As corn silage harvest nears, the question becomes what’s the best way to harvest the corn plant? Dr. Allen Stateler, nutritionist with Nutrition Services Associates and speaker at the Silage for Beef 2018 Conference held in Nebraska, answered that question and offered additional advice to producers about the pros and cons of each of the harvest options.
“In the cattle feeding business, there are two sides of the equation – we need energy and we need roughage, but often, we leave a lot of the roughage out in the field,” he said.
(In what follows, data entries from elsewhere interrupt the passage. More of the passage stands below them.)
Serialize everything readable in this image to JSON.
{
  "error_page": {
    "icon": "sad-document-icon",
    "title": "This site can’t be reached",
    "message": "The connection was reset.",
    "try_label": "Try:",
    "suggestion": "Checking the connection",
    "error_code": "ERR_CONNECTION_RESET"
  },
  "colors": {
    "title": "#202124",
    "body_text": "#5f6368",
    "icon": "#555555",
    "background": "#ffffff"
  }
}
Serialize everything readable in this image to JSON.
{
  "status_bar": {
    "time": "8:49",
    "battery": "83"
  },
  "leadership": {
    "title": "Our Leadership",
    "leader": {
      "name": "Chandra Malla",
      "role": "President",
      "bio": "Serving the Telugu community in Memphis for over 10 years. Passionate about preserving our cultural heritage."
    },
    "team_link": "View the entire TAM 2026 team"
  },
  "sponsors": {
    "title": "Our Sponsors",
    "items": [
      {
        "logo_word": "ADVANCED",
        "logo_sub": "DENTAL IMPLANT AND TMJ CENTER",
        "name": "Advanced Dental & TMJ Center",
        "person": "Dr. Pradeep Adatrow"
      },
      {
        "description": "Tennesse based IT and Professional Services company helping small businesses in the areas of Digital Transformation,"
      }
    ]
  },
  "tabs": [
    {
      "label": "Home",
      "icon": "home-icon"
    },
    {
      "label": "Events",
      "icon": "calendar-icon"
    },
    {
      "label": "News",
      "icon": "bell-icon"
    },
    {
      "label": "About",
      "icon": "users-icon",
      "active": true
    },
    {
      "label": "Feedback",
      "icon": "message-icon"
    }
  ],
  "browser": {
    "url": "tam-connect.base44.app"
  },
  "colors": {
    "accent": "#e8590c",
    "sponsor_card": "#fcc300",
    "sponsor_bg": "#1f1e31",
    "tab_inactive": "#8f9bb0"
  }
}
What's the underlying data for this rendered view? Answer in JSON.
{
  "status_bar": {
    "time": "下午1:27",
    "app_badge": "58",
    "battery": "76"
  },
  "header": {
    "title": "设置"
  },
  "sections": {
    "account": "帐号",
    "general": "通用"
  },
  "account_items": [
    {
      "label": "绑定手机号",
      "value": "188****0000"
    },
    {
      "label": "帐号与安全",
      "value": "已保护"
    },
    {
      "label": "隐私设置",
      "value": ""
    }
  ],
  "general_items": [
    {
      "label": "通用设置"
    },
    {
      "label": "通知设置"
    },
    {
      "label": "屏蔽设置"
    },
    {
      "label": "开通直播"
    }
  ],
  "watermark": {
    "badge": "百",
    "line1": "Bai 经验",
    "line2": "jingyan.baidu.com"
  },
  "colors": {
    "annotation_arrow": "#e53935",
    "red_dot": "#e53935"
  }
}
Corn silage takes the whole plant, typically from about 6 inches above the ground. Harvest silage with a forage chopper with an all-crop head. Plan to harvest when the dry matter (DM) range is 28% to 45%. However, lean more to the center of the range, said Stateler, because DM at 45% will be difficult to pack, and DM at 28% leaves “a lot of nutrition on the table by cutting the crop too early.” Corn silage allows for early harvest, provides the greatest tonnage per acre and provides the most beef produced per acre. However, it also requires significant storage facilities and equipment, and there is risk of spoilage and shrink losses.
Earlage is harvested by raising the all-crop head on the forage chopper and chopping right below the corn ear to harvest the grain, cob, husk, shank and the uppermost portion of the stalk, leaving the stalk below the corn ear in the field. Typical DM of earlage is about 60% to 75%.
Snaplage includes the grain, cob, husk and shank. Harvest snaplage similarly to earlage, but with a forage chopper using a snapper head. Typical DM is 60% to 75%. Snaplage provides 15% to 20% more DM yield per acre than high moisture corn (HMC) and offers built-in roughage. While snaplage is simple and fast to harvest, it is difficult to process and pack. It also requires additional storage capacity.
Ground ear corn includes the grain and cob and is harvested with a corn picker. It’s harvested at 77% to 90% DM.
High moisture corn includes only the wet grain. HMC is harvested with a combine at 66% to 75% DM. Monitoring DM is important with HMC – it should be at least 26% moisture to allow for fermentation.
Goals of a Finisher Diet
“The typical goal of a finisher diet is rapid, efficient, cost-effective growth to achieve a desired end-weight and carcass composition,” Stateler said. “The effectiveness of a finishing program is most often judged, especially if you’re a commercial yard, by feed conversion, even though cost of gain is more relevant to profitability.”
Feed conversion is always a hot topic. To improve it, producers need to feed less in the diet that’s not digestible. The current diet paradigm in the cattle feeding industry is to feed a higher-energy diet with lower roughage to improve feed conversion.
Silage Performance Data
At the Silage for Beef 2018 Conference, Stateler summarized recent research from the University of Minnesota where they harvested the corn plant at various harvest endpoints (corn silage, high-moisture ear corn, high moisture corn or dry-rolled) and fed them to yearling steers at 75% of diet DM.
Considering multiple factors – animal performance, cost at harvest, value of manure, cost to replace corn stover on the land for fertilizer cost – harvest of every other endpoint product beat the current corn price, indicating a return per acre for each option at least similar to harvesting and selling shell corn.
“Statistically, the return per acre was no different with any of these crop endpoints,” he noted. “So, the study concluded that producers have flexibility in choice of harvest endpoint, allowing them to grow, harvest, and feed a combination of these crops to optimize ruminal starch fermentation while retaining gross returns per acre at least similar to harvesting shell corn.”
Concerning weather, producers can go earlier or later depending on recent or expected weather patterns. The crop endpoint options also offer opportunities to utilize different or available equipment or custom harvesters over an extended time period instead of trying to cram a lot of work into a limited time.
“Nutritionally, a producer can use any of these products or combinations of products in the feedyard. So, we can focus much of our harvesting decisions on agronomic, management and labor considerations,” Stateler concluded.
To watch Stateler’s full presentation via livestream, click here.
Headline image courtesy of Allen Stateler